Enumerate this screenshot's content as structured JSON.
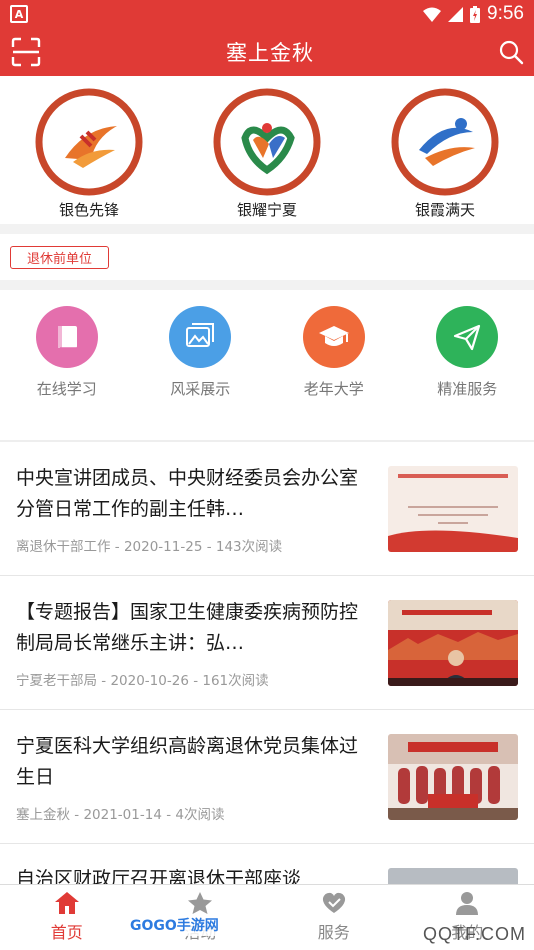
{
  "status_bar": {
    "time": "9:56",
    "app_badge": "A"
  },
  "app_bar": {
    "title": "塞上金秋"
  },
  "featured": [
    {
      "label": "银色先锋",
      "seal_text": "银色先锋"
    },
    {
      "label": "银耀宁夏",
      "seal_text": "银耀宁夏"
    },
    {
      "label": "银霞满天",
      "seal_text": "银霞满天"
    }
  ],
  "unit_tag": "退休前单位",
  "services": [
    {
      "label": "在线学习",
      "color": "#e46fad",
      "icon": "book-icon"
    },
    {
      "label": "风采展示",
      "color": "#4b9fe6",
      "icon": "gallery-icon"
    },
    {
      "label": "老年大学",
      "color": "#ef6a3a",
      "icon": "graduation-cap-icon"
    },
    {
      "label": "精准服务",
      "color": "#2eb35a",
      "icon": "send-icon"
    }
  ],
  "news": [
    {
      "title": "中央宣讲团成员、中央财经委员会办公室分管日常工作的副主任韩…",
      "meta": "离退休干部工作 - 2020-11-25 - 143次阅读"
    },
    {
      "title": "【专题报告】国家卫生健康委疾病预防控制局局长常继乐主讲：弘…",
      "meta": "宁夏老干部局 - 2020-10-26 - 161次阅读"
    },
    {
      "title": "宁夏医科大学组织高龄离退休党员集体过生日",
      "meta": "塞上金秋 - 2021-01-14 - 4次阅读"
    }
  ],
  "partial_news_title": "自治区财政厅召开离退休干部座谈",
  "tabs": [
    {
      "label": "首页",
      "icon": "home-icon",
      "active": true
    },
    {
      "label": "活动",
      "icon": "star-icon",
      "active": false
    },
    {
      "label": "服务",
      "icon": "heart-icon",
      "active": false
    },
    {
      "label": "我的",
      "icon": "user-icon",
      "active": false
    }
  ],
  "watermarks": {
    "left": "GOGO手游网",
    "right": "QQTF.COM"
  },
  "colors": {
    "brand_red": "#e03a36"
  }
}
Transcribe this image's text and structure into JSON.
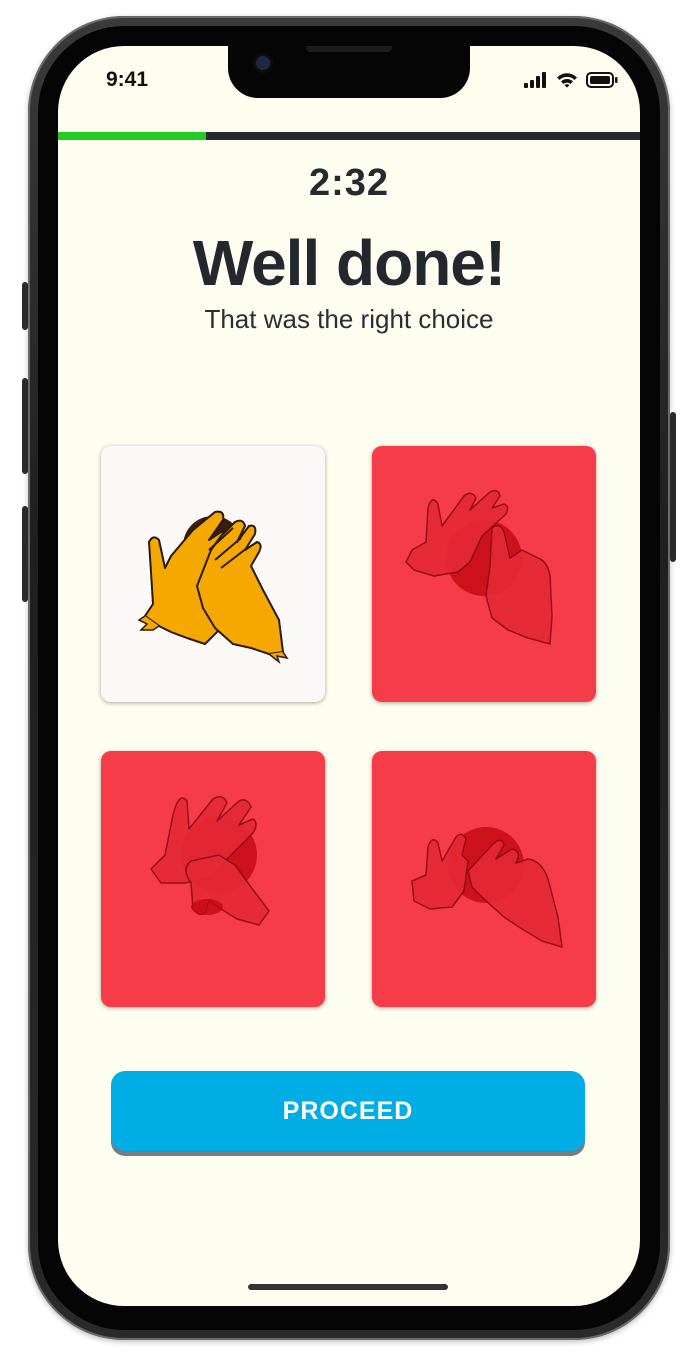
{
  "status_bar": {
    "time": "9:41"
  },
  "progress": {
    "fraction": 0.255,
    "fill_color": "#22cc22",
    "track_color": "#24292f"
  },
  "quiz": {
    "timer": "2:32",
    "headline": "Well done!",
    "subtitle": "That was the right choice"
  },
  "options": [
    {
      "name": "option-correct",
      "state": "correct"
    },
    {
      "name": "option-wrong-1",
      "state": "wrong"
    },
    {
      "name": "option-wrong-2",
      "state": "wrong"
    },
    {
      "name": "option-wrong-3",
      "state": "wrong"
    }
  ],
  "actions": {
    "proceed_label": "PROCEED"
  },
  "colors": {
    "background": "#fdfdf0",
    "correct_card": "#fbf8f8",
    "wrong_card": "#f53c48",
    "button": "#00aee5",
    "hand": "#f5a900"
  },
  "icons": [
    "signal-icon",
    "wifi-icon",
    "battery-icon",
    "hands-sign-icon"
  ]
}
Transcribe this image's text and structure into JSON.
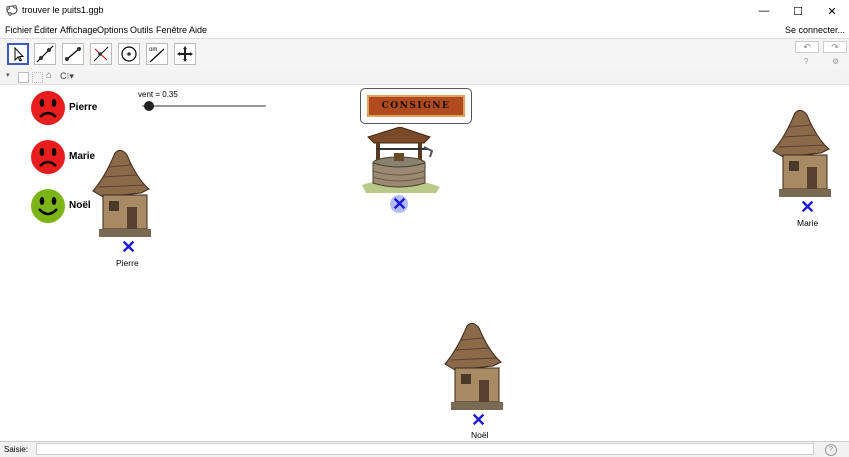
{
  "window": {
    "title": "trouver le puits1.ggb",
    "minimize": "—",
    "maximize": "☐",
    "close": "✕"
  },
  "menu": {
    "items": [
      "Fichier",
      "Éditer",
      "Affichage",
      "Options",
      "Outils",
      "Fenêtre",
      "Aide"
    ],
    "connect": "Se connecter..."
  },
  "toolbar": {
    "tools": [
      "move-tool",
      "line-tool",
      "segment-tool",
      "perpendicular-tool",
      "circle-tool",
      "slider-tool",
      "move-view-tool"
    ],
    "undo_icon": "undo-icon",
    "redo_icon": "redo-icon",
    "help_icon": "help-icon",
    "settings_icon": "gear-icon",
    "slider_tool_caption": "om"
  },
  "stylebar": {
    "caption": "C"
  },
  "people": [
    {
      "name": "Pierre",
      "mood": "sad",
      "color": "#e81e1e"
    },
    {
      "name": "Marie",
      "mood": "sad",
      "color": "#e81e1e"
    },
    {
      "name": "Noël",
      "mood": "happy",
      "color": "#7cb518"
    }
  ],
  "slider": {
    "label": "vent = 0.35",
    "value": 0.35
  },
  "consigne": {
    "text": "CONSIGNE"
  },
  "houses": [
    {
      "label": "Pierre"
    },
    {
      "label": "Marie"
    },
    {
      "label": "Noël"
    }
  ],
  "point_marker": "✕",
  "colors": {
    "point": "#1a1ad6",
    "slider_knob": "#222222",
    "consigne_bg": "#b24a1f"
  },
  "input_bar": {
    "label": "Saisie:",
    "value": ""
  }
}
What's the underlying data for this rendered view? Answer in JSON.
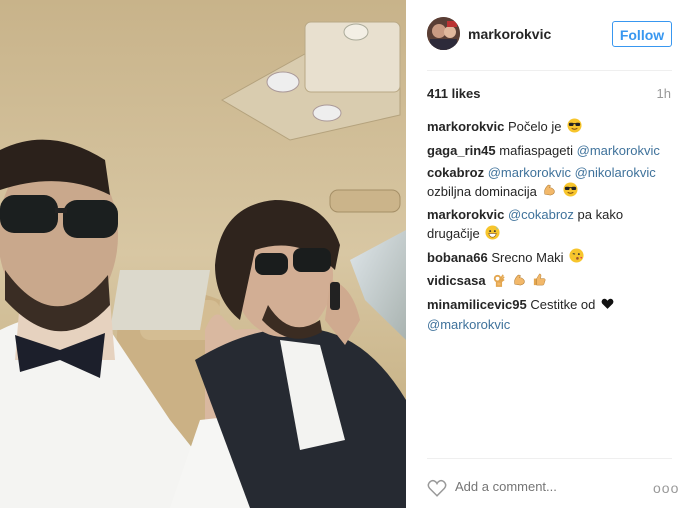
{
  "post": {
    "username": "markorokvic",
    "follow_label": "Follow",
    "likes": "411 likes",
    "time": "1h",
    "add_comment_placeholder": "Add a comment...",
    "more_label": "ooo"
  },
  "comments": [
    {
      "user": "markorokvic",
      "text": "Počelo je",
      "emojis": [
        "sunglasses-emoji"
      ]
    },
    {
      "user": "gaga_rin45",
      "text": "mafiaspageti",
      "mention": "@markorokvic"
    },
    {
      "user": "cokabroz",
      "mention": "@markorokvic",
      "mention2": "@nikolarokvic",
      "text": "ozbiljna dominacija",
      "emojis": [
        "flexed-biceps-emoji",
        "sunglasses-emoji"
      ]
    },
    {
      "user": "markorokvic",
      "mention": "@cokabroz",
      "text": "pa kako drugačije",
      "emojis": [
        "grinning-sweat-emoji"
      ]
    },
    {
      "user": "bobana66",
      "text": "Srecno Maki",
      "emojis": [
        "kiss-emoji"
      ]
    },
    {
      "user": "vidicsasa",
      "emojis": [
        "ok-hand-emoji",
        "flexed-biceps-emoji",
        "thumbs-up-emoji"
      ]
    },
    {
      "user": "minamilicevic95",
      "text": "Cestitke od",
      "mention": "@markorokvic",
      "emojis": [
        "black-heart-emoji"
      ]
    }
  ],
  "colors": {
    "accent": "#3897f0",
    "mention": "#3f729b",
    "muted": "#999999"
  }
}
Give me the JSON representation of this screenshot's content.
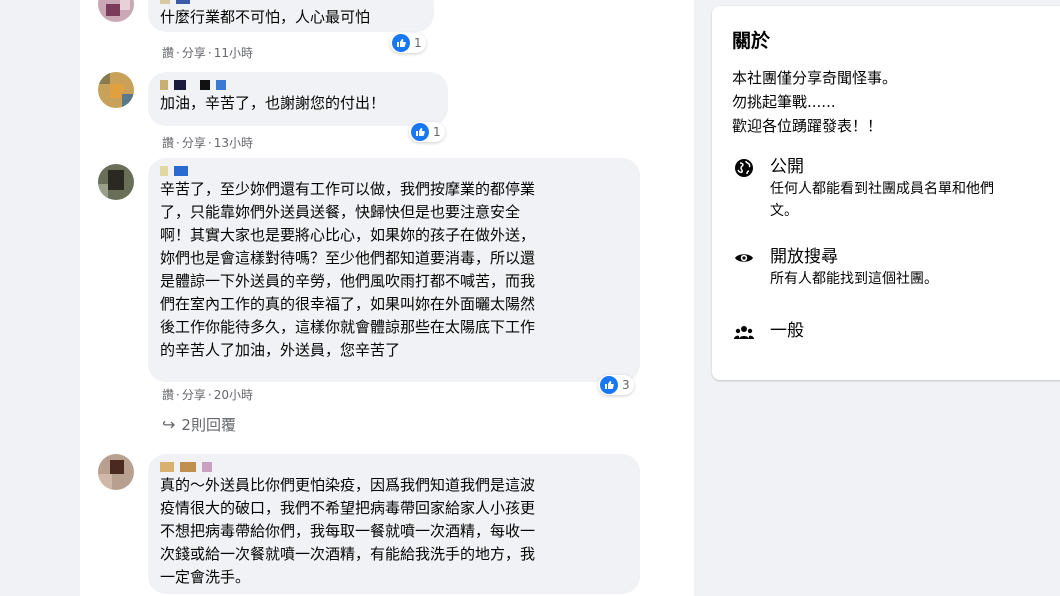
{
  "comments": [
    {
      "text": "什麼行業都不可怕，人心最可怕",
      "like": "讚",
      "share": "分享",
      "time": "11小時",
      "reactions": "1"
    },
    {
      "text": "加油，辛苦了，也謝謝您的付出！",
      "like": "讚",
      "share": "分享",
      "time": "13小時",
      "reactions": "1"
    },
    {
      "text": "辛苦了，至少妳們還有工作可以做，我們按摩業的都停業\n了，只能靠妳們外送員送餐，快歸快但是也要注意安全\n啊！其實大家也是要將心比心，如果妳的孩子在做外送，\n妳們也是會這樣對待嗎？至少他們都知道要消毒，所以還\n是體諒一下外送員的辛勞，他們風吹雨打都不喊苦，而我\n們在室內工作的真的很幸福了，如果叫妳在外面曬太陽然\n後工作你能待多久，這樣你就會體諒那些在太陽底下工作\n的辛苦人了加油，外送員，您辛苦了",
      "like": "讚",
      "share": "分享",
      "time": "20小時",
      "reactions": "3",
      "replies": "2則回覆"
    },
    {
      "text": "真的～外送員比你們更怕染疫，因爲我們知道我們是這波\n疫情很大的破口，我們不希望把病毒帶回家給家人小孩更\n不想把病毒帶給你們，我每取一餐就噴一次酒精，每收一\n次錢或給一次餐就噴一次酒精，有能給我洗手的地方，我\n一定會洗手。"
    }
  ],
  "about": {
    "title": "關於",
    "description": "本社團僅分享奇聞怪事。\n勿挑起筆戰......\n歡迎各位踴躍發表！！",
    "public": {
      "icon": "globe-icon",
      "title": "公開",
      "sub": "任何人都能看到社團成員名單和他們\n文。"
    },
    "searchable": {
      "icon": "eye-icon",
      "title": "開放搜尋",
      "sub": "所有人都能找到這個社團。"
    },
    "general": {
      "icon": "group-icon",
      "title": "一般"
    }
  },
  "colors": {
    "like_blue": "#1877f2",
    "bubble": "#f0f2f5",
    "meta_text": "#65676b"
  }
}
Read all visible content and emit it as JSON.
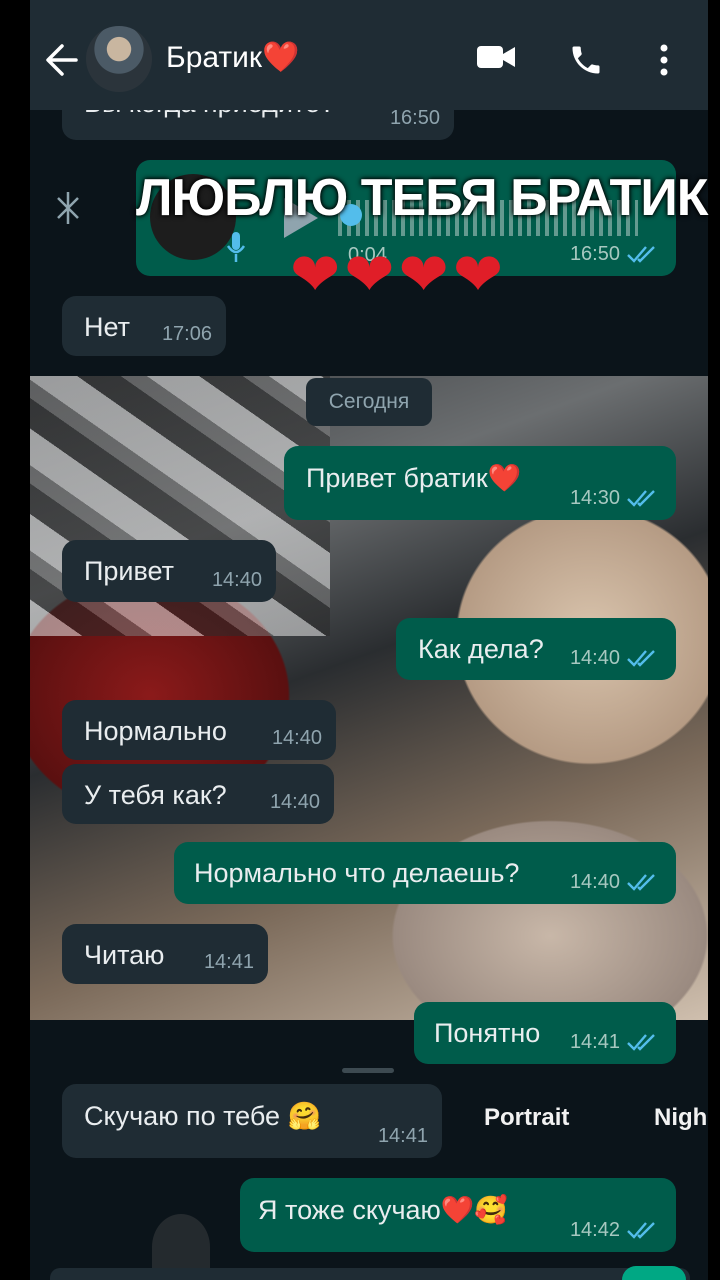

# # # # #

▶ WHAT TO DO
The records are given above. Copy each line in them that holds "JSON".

▶ SOLUTION TO THIS PROBLEM
Enumerate this screenshot's content as structured JSON.
Transcribe this image's text and structure into JSON.
Transcribe this image's text and structure into JSON.
What's the underlying data for this rendered view? Answer in JSON.
Give me the JSON representation of this screenshot's content.
Read all visible content and emit it as JSON.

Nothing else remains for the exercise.